According to Tomonobu Itagaki, he was dissatisfied with the way modern fighting games were presented at the time, he missed the old arcade style of play and had another vision for the fighting game genre.[citation needed] Having worked for Tecmo for a long time, Itagaki was eventually given the opportunity to develop a fighting game.[citation needed] The game, the first Dead or Alive, was released in 1996 as an arcade game for the Japanese market. It had been a success in Japan, but not in the West.[citation needed]

The original game, which ran on the Sega Model 2 arcade board, had polygonal modeled backgrounds. The Sega Saturn conversion uses bitmaps and parallax scrolling in the same fashion as the Saturn version of Virtua Fighter 2.

Release[edit]

The original version of Dead or Alive was released in arcades in 1996, utilizing Sega's Model 2 arcade board[1] (it was also the first time Sega licensed their hardware to a third-party company; in this case, Tecmo). It was later ported to the Sega Saturn in Japan on October 9, 1997. The game was never released for the North American nor European Sega Saturn consoles. It was released in the United States and Europe for the Xbox on October 26, 2004, and February 18, 2005, as part of Dead or Alive Ultimate.

On March 12, 1998, Tecmo released Dead or Alive for the PlayStation in Japan. This version included two new characters (Bass and Ayane), a different graphics engine, a slightly revamped fighting engine and new background music (BGM). The PlayStation version was released in North America on March 31, 1998, and later in Europe on July 1998.
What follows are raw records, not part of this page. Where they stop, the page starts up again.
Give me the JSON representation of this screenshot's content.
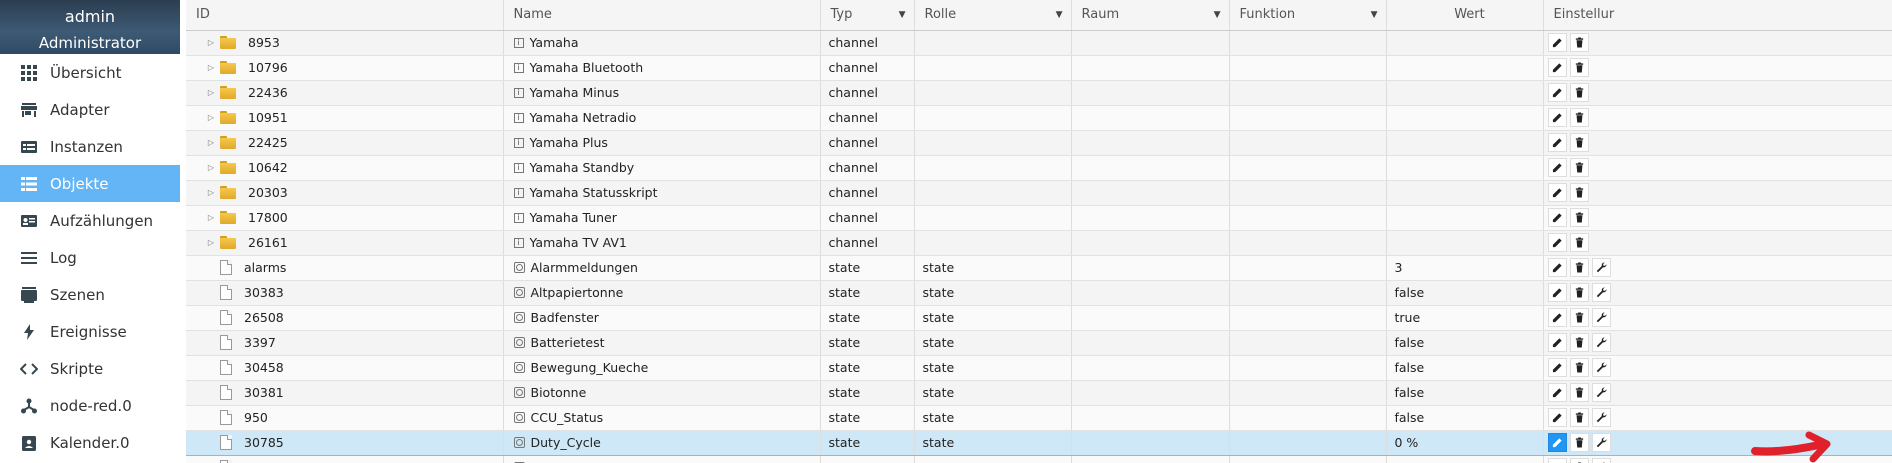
{
  "user": {
    "name": "admin",
    "role": "Administrator"
  },
  "sidebar": {
    "items": [
      {
        "label": "Übersicht",
        "icon": "grid-icon",
        "active": false
      },
      {
        "label": "Adapter",
        "icon": "store-icon",
        "active": false
      },
      {
        "label": "Instanzen",
        "icon": "instances-icon",
        "active": false
      },
      {
        "label": "Objekte",
        "icon": "list-icon",
        "active": true
      },
      {
        "label": "Aufzählungen",
        "icon": "enum-card-icon",
        "active": false
      },
      {
        "label": "Log",
        "icon": "log-lines-icon",
        "active": false
      },
      {
        "label": "Szenen",
        "icon": "scenes-icon",
        "active": false
      },
      {
        "label": "Ereignisse",
        "icon": "lightning-icon",
        "active": false
      },
      {
        "label": "Skripte",
        "icon": "code-icon",
        "active": false
      },
      {
        "label": "node-red.0",
        "icon": "node-red-icon",
        "active": false
      },
      {
        "label": "Kalender.0",
        "icon": "calendar-icon",
        "active": false
      }
    ]
  },
  "table": {
    "headers": {
      "id": "ID",
      "name": "Name",
      "typ": "Typ",
      "rolle": "Rolle",
      "raum": "Raum",
      "funktion": "Funktion",
      "wert": "Wert",
      "einstellungen": "Einstellur"
    },
    "rows": [
      {
        "id": "8953",
        "name": "Yamaha",
        "typ": "channel",
        "rolle": "",
        "wert": "",
        "kind": "folder",
        "selected": false
      },
      {
        "id": "10796",
        "name": "Yamaha Bluetooth",
        "typ": "channel",
        "rolle": "",
        "wert": "",
        "kind": "folder",
        "selected": false
      },
      {
        "id": "22436",
        "name": "Yamaha Minus",
        "typ": "channel",
        "rolle": "",
        "wert": "",
        "kind": "folder",
        "selected": false
      },
      {
        "id": "10951",
        "name": "Yamaha Netradio",
        "typ": "channel",
        "rolle": "",
        "wert": "",
        "kind": "folder",
        "selected": false
      },
      {
        "id": "22425",
        "name": "Yamaha Plus",
        "typ": "channel",
        "rolle": "",
        "wert": "",
        "kind": "folder",
        "selected": false
      },
      {
        "id": "10642",
        "name": "Yamaha Standby",
        "typ": "channel",
        "rolle": "",
        "wert": "",
        "kind": "folder",
        "selected": false
      },
      {
        "id": "20303",
        "name": "Yamaha Statusskript",
        "typ": "channel",
        "rolle": "",
        "wert": "",
        "kind": "folder",
        "selected": false
      },
      {
        "id": "17800",
        "name": "Yamaha Tuner",
        "typ": "channel",
        "rolle": "",
        "wert": "",
        "kind": "folder",
        "selected": false
      },
      {
        "id": "26161",
        "name": "Yamaha TV AV1",
        "typ": "channel",
        "rolle": "",
        "wert": "",
        "kind": "folder",
        "selected": false
      },
      {
        "id": "alarms",
        "name": "Alarmmeldungen",
        "typ": "state",
        "rolle": "state",
        "wert": "3",
        "kind": "file",
        "selected": false
      },
      {
        "id": "30383",
        "name": "Altpapiertonne",
        "typ": "state",
        "rolle": "state",
        "wert": "false",
        "kind": "file",
        "selected": false
      },
      {
        "id": "26508",
        "name": "Badfenster",
        "typ": "state",
        "rolle": "state",
        "wert": "true",
        "kind": "file",
        "selected": false
      },
      {
        "id": "3397",
        "name": "Batterietest",
        "typ": "state",
        "rolle": "state",
        "wert": "false",
        "kind": "file",
        "selected": false
      },
      {
        "id": "30458",
        "name": "Bewegung_Kueche",
        "typ": "state",
        "rolle": "state",
        "wert": "false",
        "kind": "file",
        "selected": false
      },
      {
        "id": "30381",
        "name": "Biotonne",
        "typ": "state",
        "rolle": "state",
        "wert": "false",
        "kind": "file",
        "selected": false
      },
      {
        "id": "950",
        "name": "CCU_Status",
        "typ": "state",
        "rolle": "state",
        "wert": "false",
        "kind": "file",
        "selected": false
      },
      {
        "id": "30785",
        "name": "Duty_Cycle",
        "typ": "state",
        "rolle": "state",
        "wert": "0 %",
        "kind": "file",
        "selected": true
      },
      {
        "id": "",
        "name": "",
        "typ": "",
        "rolle": "",
        "wert": "",
        "kind": "file",
        "selected": false
      }
    ]
  },
  "colors": {
    "active_nav": "#64b5f6",
    "selected_row": "#cfe8f7",
    "edit_active": "#2196f3",
    "annotation_arrow": "#e0202a"
  }
}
Tecmo also released Dead or Alive++ for the arcades in Japan. This version was based on the PlayStation version with an even slight updated gameplay that later expanded for the sequel, Dead or Alive 2.

Reception[edit]

Reception
Aggregate scores
Aggregator Score
GameRankings 83.92% (PlayStation)[2]
83.92% (Saturn)[3]
Metacritic 84/100 (PlayStation)[4]
Review scores
Publication Score
GameSpot 7.3/10 (PlayStation)[8]
6.8/10 (Saturn)[9]
IGN 8.5/10 (PlayStation)[7]
Allgame 4/5 stars (PlayStation)[5]
The Video Game Critic B+ (PlayStation)[6]

Dead or Alive was met with a positive reception. In 2011, Complex ranked it as the seventh best fighting game of all time.[10]

Remake[edit]

In 2004, Tecmo released Dead or Alive Ultimate, a revamped version of the Sega Saturn version on the Xbox along with an updated version of Dead or Alive 2 in the same package. It was basically the original game ported to the Xbox, making graphics smoother, sound from stereo to surround, and adding Xbox Live online gaming. This game along with Dead or Alive 2, Ultimate became the second fighting game with online play.

References[edit]

  1. ^ "The History of Dead or Alive". IGN. 02-08-2004. Retrieved 2007-10-08.  Check date values in: |date= (help)
  2. ^ "Dead or Alive for PlayStation". GameRankings. 1998-03-31. Retrieved 2013-12-22. 
  3. ^ "Dead or Alive for Saturn". GameRankings. 1997-09-10. Retrieved 2013-12-22. 
  4. ^ "Dead or Alive for PlayStation Reviews". Metacritic. 1998-03-31. Retrieved 2013-12-22. 
  5. ^ House, Michael L. "Dead or Alive - Review". Allgame. Retrieved June 5, 2013. 
  6. ^ "The Video Game Critic's Playstation Reviews". videogamecritic.net. Retrieved June 5, 2013. 
  7. ^ "Dead or Alive - IGN". Uk.ign.com. 1998-03-27. Retrieved 2013-12-22. 
  8. ^ MacDonald, Ryan. "Dead or Alive Review". GameSpot. Retrieved June 5, 2013. 
  9. ^ Jeff Gerstmann (2013-10-10). "Dead or Alive (1997) Review". GameSpot. Retrieved 2013-12-22. 
  10. ^ Peter Rubin, The 50 Best Fighting Games of All Time, Complex.com, March 15, 2011

External links[edit]